As the battle between critical acclaim and widespread popularity continues to rage for filmmakers, maybe at the end of the day we all just want escapism?

Every year during awards season there’s the same backlash, as people argue that the nominees don’t accurately reflect the popular films of the year. It seems to be the recurring trade off for filmmakers – do they make their films popular, or critically acclaimed? The Venn diagram of films that fall into both of these categories seems incredibly limited.


Yet among the nominees this year, there is an underdog: Top Gun: Maverick. Hardly an arthouse film, Tom Cruise’s action packed drama drew in audiences who were both nostalgic for the original, and younger audiences who had probably learnt about the film from TikTok videos about Miles Teller. Top Gun managed to find this sweet spot. It supposedly brought in over $1.4 billion at the box office, a stark contrast to last year’s Oscar winner, CODA which made only $2 million against its $10 million budget.

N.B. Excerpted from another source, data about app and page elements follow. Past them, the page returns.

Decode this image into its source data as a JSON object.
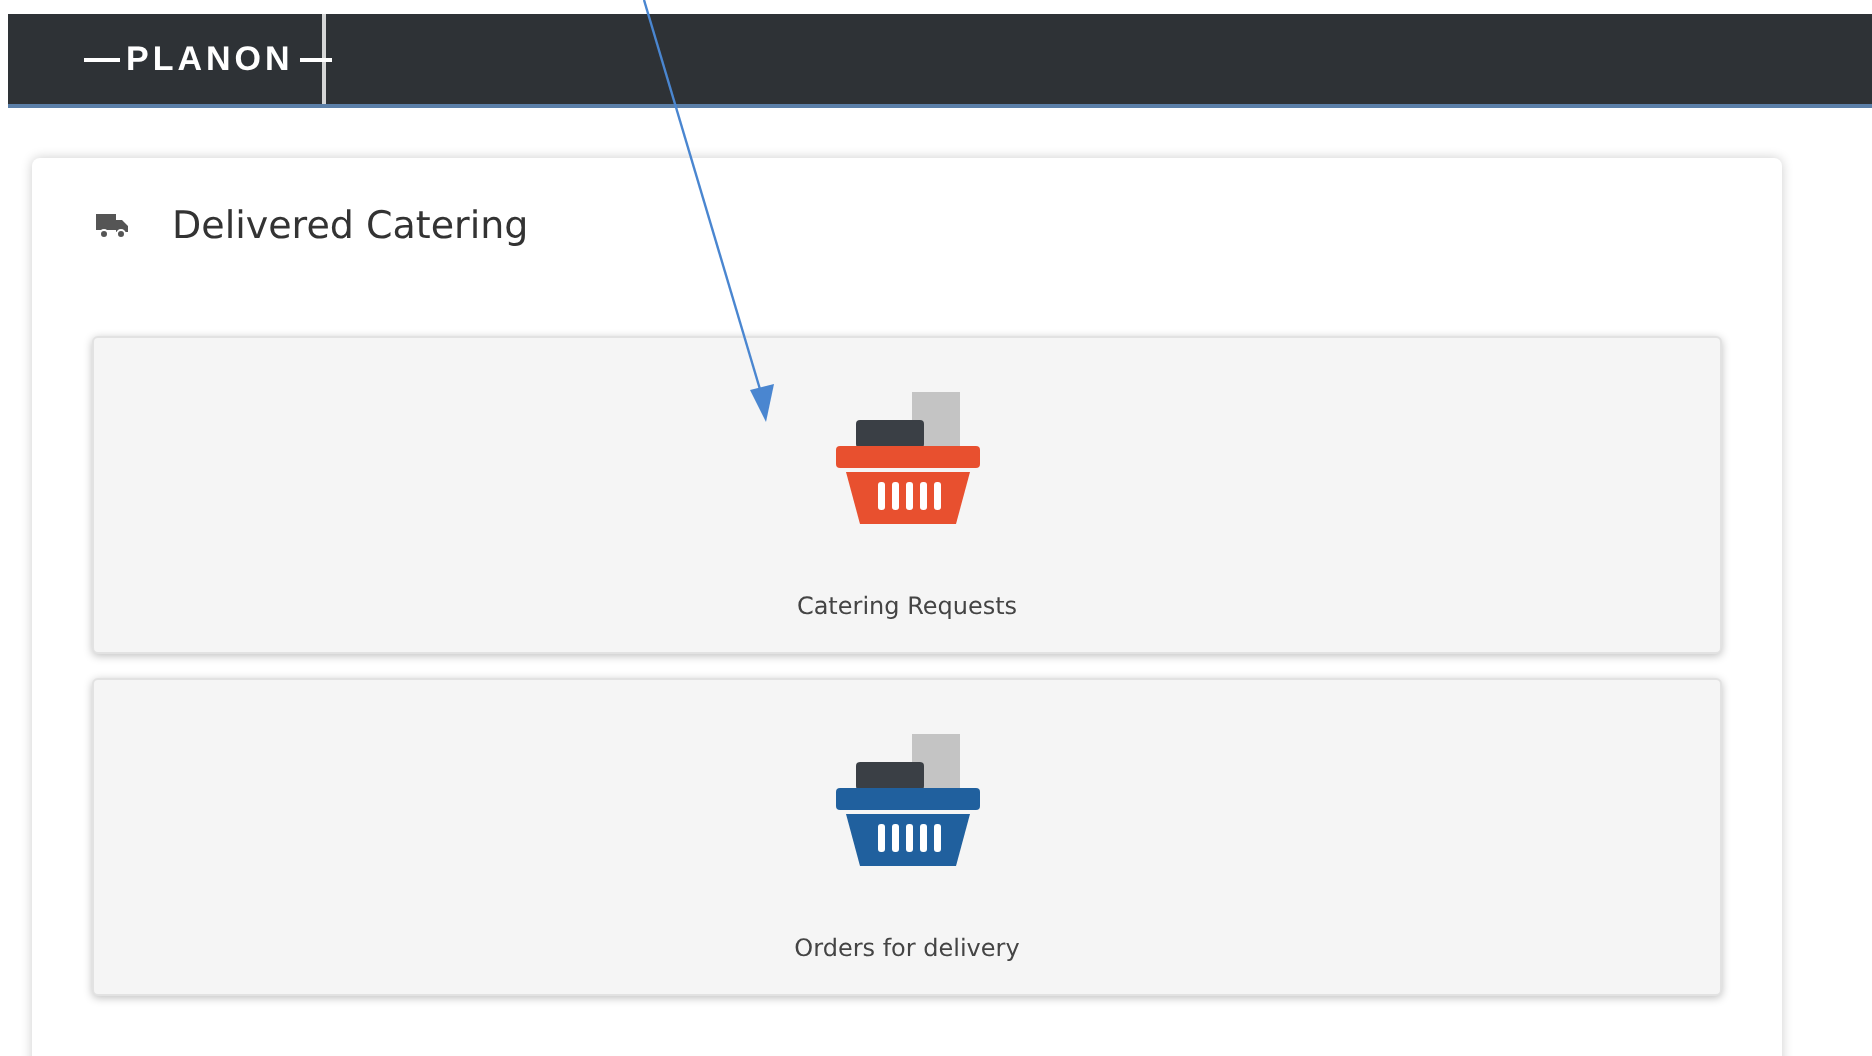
{
  "header": {
    "logo": "PLANON"
  },
  "panel": {
    "title": "Delivered Catering"
  },
  "tiles": [
    {
      "label": "Catering Requests",
      "color": "#e8502f"
    },
    {
      "label": "Orders for delivery",
      "color": "#20609e"
    }
  ],
  "annotation": {
    "kind": "arrow"
  }
}
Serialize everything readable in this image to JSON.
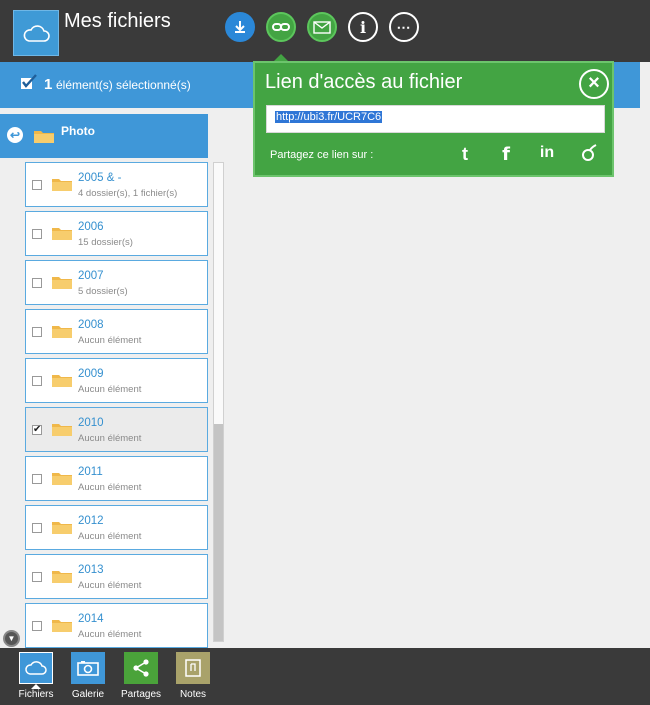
{
  "app": {
    "title": "Mes fichiers",
    "brand_color": "#3f97d8",
    "icon": "cloud-icon"
  },
  "toolbar": {
    "buttons": [
      {
        "icon": "download-icon",
        "color": "#2b88d8"
      },
      {
        "icon": "link-icon",
        "color": "#43a443",
        "active": true
      },
      {
        "icon": "mail-icon",
        "color": "#43a443"
      },
      {
        "icon": "info-icon",
        "glyph": "i"
      },
      {
        "icon": "more-icon",
        "glyph": "⋯"
      }
    ]
  },
  "selection": {
    "count": "1",
    "text": "élément(s) sélectionné(s)"
  },
  "link_popup": {
    "title": "Lien d'accès au fichier",
    "close_glyph": "×",
    "url": "http://ubi3.fr/UCR7C6",
    "share_label": "Partagez ce lien sur :",
    "share_networks": [
      {
        "icon": "twitter-icon",
        "glyph": "t"
      },
      {
        "icon": "facebook-icon",
        "glyph": "f"
      },
      {
        "icon": "linkedin-icon",
        "glyph": "in"
      },
      {
        "icon": "viadeo-icon",
        "glyph": "v"
      }
    ],
    "color": "#43a443"
  },
  "folder_panel": {
    "current": "Photo",
    "back_glyph": "↩",
    "items": [
      {
        "name": "2005 & -",
        "info": "4 dossier(s), 1 fichier(s)",
        "checked": false,
        "check_glyph": ""
      },
      {
        "name": "2006",
        "info": "15 dossier(s)",
        "checked": false,
        "check_glyph": ""
      },
      {
        "name": "2007",
        "info": "5 dossier(s)",
        "checked": false,
        "check_glyph": ""
      },
      {
        "name": "2008",
        "info": "Aucun élément",
        "checked": false,
        "check_glyph": ""
      },
      {
        "name": "2009",
        "info": "Aucun élément",
        "checked": false,
        "check_glyph": ""
      },
      {
        "name": "2010",
        "info": "Aucun élément",
        "checked": true,
        "check_glyph": "✔"
      },
      {
        "name": "2011",
        "info": "Aucun élément",
        "checked": false,
        "check_glyph": ""
      },
      {
        "name": "2012",
        "info": "Aucun élément",
        "checked": false,
        "check_glyph": ""
      },
      {
        "name": "2013",
        "info": "Aucun élément",
        "checked": false,
        "check_glyph": ""
      },
      {
        "name": "2014",
        "info": "Aucun élément",
        "checked": false,
        "check_glyph": ""
      }
    ]
  },
  "collapse_glyph": "▼",
  "bottom_nav": {
    "items": [
      {
        "label": "Fichiers",
        "icon": "cloud-icon",
        "active": true
      },
      {
        "label": "Galerie",
        "icon": "camera-icon"
      },
      {
        "label": "Partages",
        "icon": "share-icon"
      },
      {
        "label": "Notes",
        "icon": "notes-icon"
      }
    ]
  }
}
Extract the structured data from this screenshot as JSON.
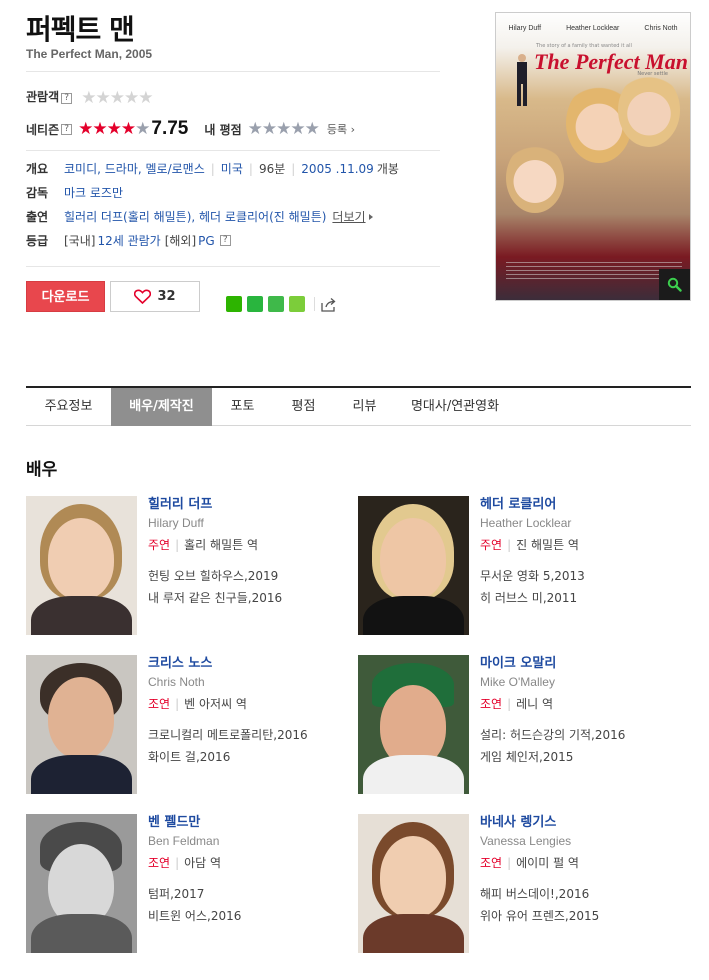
{
  "movie": {
    "title_ko": "퍼펙트 맨",
    "title_en": "The Perfect Man, 2005"
  },
  "ratings": {
    "audience_label": "관람객",
    "netizen_label": "네티즌",
    "help_glyph": "?",
    "star_glyph": "★",
    "netizen_stars": 4,
    "netizen_score": "7.75",
    "my_rating_label": "내 평점",
    "register_label": "등록",
    "register_arrow": "›"
  },
  "info": {
    "overview_label": "개요",
    "genres": "코미디, 드라마, 멜로/로맨스",
    "country": "미국",
    "runtime": "96분",
    "release_date": "2005 .11.09",
    "release_suffix": "개봉",
    "director_label": "감독",
    "director": "마크 로즈만",
    "cast_label": "출연",
    "cast": "힐러리 더프(홀리 해밀튼), 헤더 로클리어(진 해밀튼)",
    "more_label": "더보기",
    "grade_label": "등급",
    "grade_domestic_prefix": "[국내]",
    "grade_domestic": "12세 관람가",
    "grade_foreign_prefix": "[해외]",
    "grade_foreign": "PG"
  },
  "actions": {
    "download_label": "다운로드",
    "like_count": "32"
  },
  "poster": {
    "name1": "Hilary Duff",
    "name2": "Heather Locklear",
    "name3": "Chris Noth",
    "tagline": "The story of a family that wanted it all",
    "title": "The Perfect Man",
    "never": "Never settle"
  },
  "tabs": [
    {
      "label": "주요정보"
    },
    {
      "label": "배우/제작진"
    },
    {
      "label": "포토"
    },
    {
      "label": "평점"
    },
    {
      "label": "리뷰"
    },
    {
      "label": "명대사/연관영화"
    }
  ],
  "section_title": "배우",
  "actors": [
    {
      "name_ko": "힐러리 더프",
      "name_en": "Hilary Duff",
      "role_type": "주연",
      "role": "홀리 해밀튼 역",
      "works": [
        "헌팅 오브 힐하우스,2019",
        "내 루저 같은 친구들,2016"
      ]
    },
    {
      "name_ko": "헤더 로클리어",
      "name_en": "Heather Locklear",
      "role_type": "주연",
      "role": "진 해밀튼 역",
      "works": [
        "무서운 영화 5,2013",
        "히 러브스 미,2011"
      ]
    },
    {
      "name_ko": "크리스 노스",
      "name_en": "Chris Noth",
      "role_type": "조연",
      "role": "벤 아저씨 역",
      "works": [
        "크로니컬리 메트로폴리탄,2016",
        "화이트 걸,2016"
      ]
    },
    {
      "name_ko": "마이크 오말리",
      "name_en": "Mike O'Malley",
      "role_type": "조연",
      "role": "레니 역",
      "works": [
        "설리: 허드슨강의 기적,2016",
        "게임 체인저,2015"
      ]
    },
    {
      "name_ko": "벤 펠드만",
      "name_en": "Ben Feldman",
      "role_type": "조연",
      "role": "아담 역",
      "works": [
        "텀퍼,2017",
        "비트윈 어스,2016"
      ]
    },
    {
      "name_ko": "바네사 렝기스",
      "name_en": "Vanessa Lengies",
      "role_type": "조연",
      "role": "에이미 펄 역",
      "works": [
        "해피 버스데이!,2016",
        "위아 유어 프렌즈,2015"
      ]
    }
  ],
  "colors": {
    "accent_red": "#e4002b",
    "link_blue": "#1e4aa0",
    "download_bg": "#e8474d",
    "active_tab_bg": "#8f8f8f"
  }
}
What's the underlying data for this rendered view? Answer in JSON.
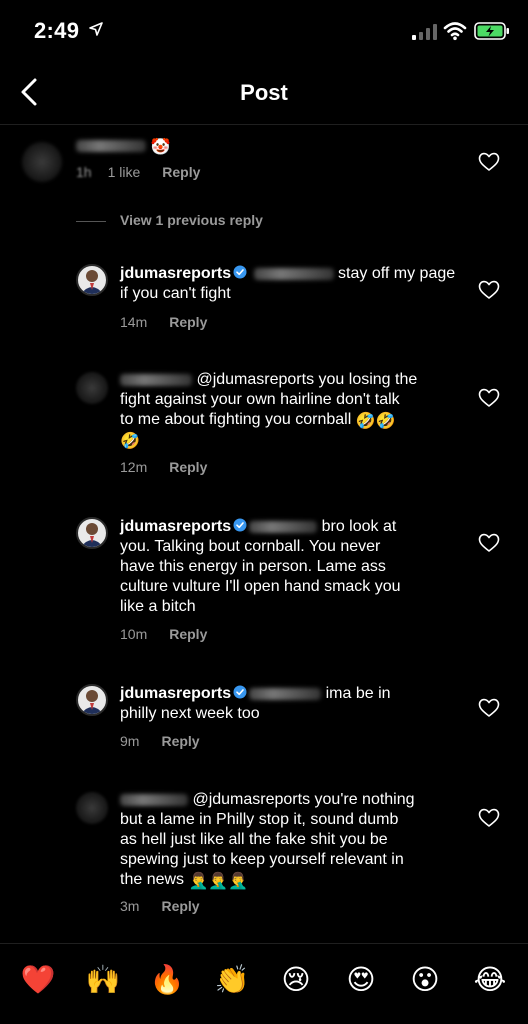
{
  "status_bar": {
    "time": "2:49"
  },
  "nav": {
    "title": "Post"
  },
  "comments": [
    {
      "likes": "1 like",
      "reply": "Reply",
      "time_prefix": "1h",
      "emoji": "🤡"
    },
    {
      "username": "jdumasreports",
      "text": "stay off my page if you can't fight",
      "time": "14m",
      "reply": "Reply"
    },
    {
      "text_line1": "@jdumasreports you losing the",
      "text_line2": "fight against your own hairline don't talk",
      "text_line3": "to me about fighting you cornball",
      "emojis": "🤣🤣",
      "emoji_line4": "🤣",
      "time": "12m",
      "reply": "Reply"
    },
    {
      "username": "jdumasreports",
      "text_line1": "bro look at",
      "text_line2": "you. Talking bout cornball. You never",
      "text_line3": "have this energy in person. Lame ass",
      "text_line4": "culture vulture I'll open hand smack you",
      "text_line5": "like a bitch",
      "time": "10m",
      "reply": "Reply"
    },
    {
      "username": "jdumasreports",
      "text_line1": "ima be in",
      "text_line2": "philly next week too",
      "time": "9m",
      "reply": "Reply"
    },
    {
      "text_line1": "@jdumasreports you're nothing",
      "text_line2": "but a lame in Philly stop it, sound dumb",
      "text_line3": "as hell just like all the fake shit you be",
      "text_line4": "spewing just to keep yourself relevant in",
      "text_line5": "the news",
      "emojis": "🤦‍♂️🤦‍♂️🤦‍♂️",
      "time": "3m",
      "reply": "Reply"
    }
  ],
  "view_previous": "View 1 previous reply",
  "reactions": [
    "❤️",
    "🙌",
    "🔥",
    "👏",
    "😢",
    "😍",
    "😮",
    "😂"
  ],
  "colors": {
    "background": "#000000",
    "secondary_text": "#9a9a9a",
    "verified": "#3897f0"
  }
}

This is the downfall of independent films. While they usually receive critical acclaim, they very rarely resonate with the mass audiences needed to fill seats. Without funding from investors, less art films get made and the cycle continues to spiral down until we are left with a film scene overly saturated with the kind of underdeveloped, rushed, plot hole-filled media produced by huge companies.


Saying that, Marvel films aren’t for me. I am not their target demographic. Just because I don’t enjoy Marvel however, doesn’t make them bad. I understand that it has a place in the contemporary film industry, and the ways that Disney push the boundaries of CGI and special effects is a great move in the future of film.


However, as funding for these blockbuster films increases, we lose out on the important work of independent filmmakers. I’ve lost count of the number of times I’ve gone to Odeon to try and see an independent film and instead found that the latest Marvel release is occupying nearly every screen in the theatre with showings almost every hour. I consider myself lucky when I find one screening for an independent film that isn’t at an absurd time.

Independent cinemas are where independent films thrive but this pairing seems counter-productive. Without funding independent cinema will die. The only way to ensure they get that funding, is through finding a large audience to earn enough money to convince investors that these projects are worth investing in. While I’d love to argue that the artistic value of these films is enough to sustain them, unfortunately financiers don’t see it that way.


These independent films address issues which are important to humanity, whether they’re alluding to the Irish Civil War, or exploring the complex relationships between fathers and daughters, or addiction, these films resonate and connect with audiences.


One of the most effective ways that independent filmmakers can boost viewership is through casting. Maggie Gyllenhaal’s directorial debut, The Lost Daughter starred both Olivia Colman and Dakota Johnson. Similarly, Damien Chazelle’s latest project has a star-studded cast headed by Margot Robbie and Brad Pitt.


But again, we come back to the issue of budgeting. Securing these names can often cost a small fortune, blowing most of the budget in a risky move that might leave directors with few resources to actually produce the film. In contrast, the slightly more gimmicky films that seem to attract mass audiences can use lesser known actors – audiences go to see these films for the plots, not for the quality of the acting.


It’s a phenomenon we can see with the popularity of films like Cocaine Bear and M3gan. When these were first announced, I couldn’t tell who the intended audience was – the trailers were so vague as to whether they were satire, or just so bad that they were good. And yet, these are the films that audiences show up for.

Ultimately, viewers want an experience that they enjoy, and if they get this enjoyment through watching a drug-tripping bear, or an all-singing-all-dancing robot, then who am I to stop them. There are enough stresses in the real world that maybe we don’t want to be confronted with the harsh hitting realities independent filmmakers so often try to explore.


Maybe, at the end of the day, amidst political turmoil, all we want is to switch off. To be completely entranced in a film that is so ridiculous it’s almost comical, rather than one which tries to say something deeper about the world around us. This hyper-intellectualism in independent cinema can be incredibly off-putting for audiences who are new to the subject. Complex scripts, bizarre cinematography and overwhelming scores can make it easier to stick to the simple world of blockbuster film.


So while in an ideal world, there would be a place for both, until financiers start to recognise the value of investing in independent cinema, it’s probably going to continue to be inaccessible. Although companies like A24 are thriving, it’s important for consumers to prove to these investors that independent cinema has a place outside the elitist room of award shows. But on the flip side, escapism is one of the greatest things that cinema offers us and as much as I love arthouse cinema, sometimes after a long day of work I just want to laugh.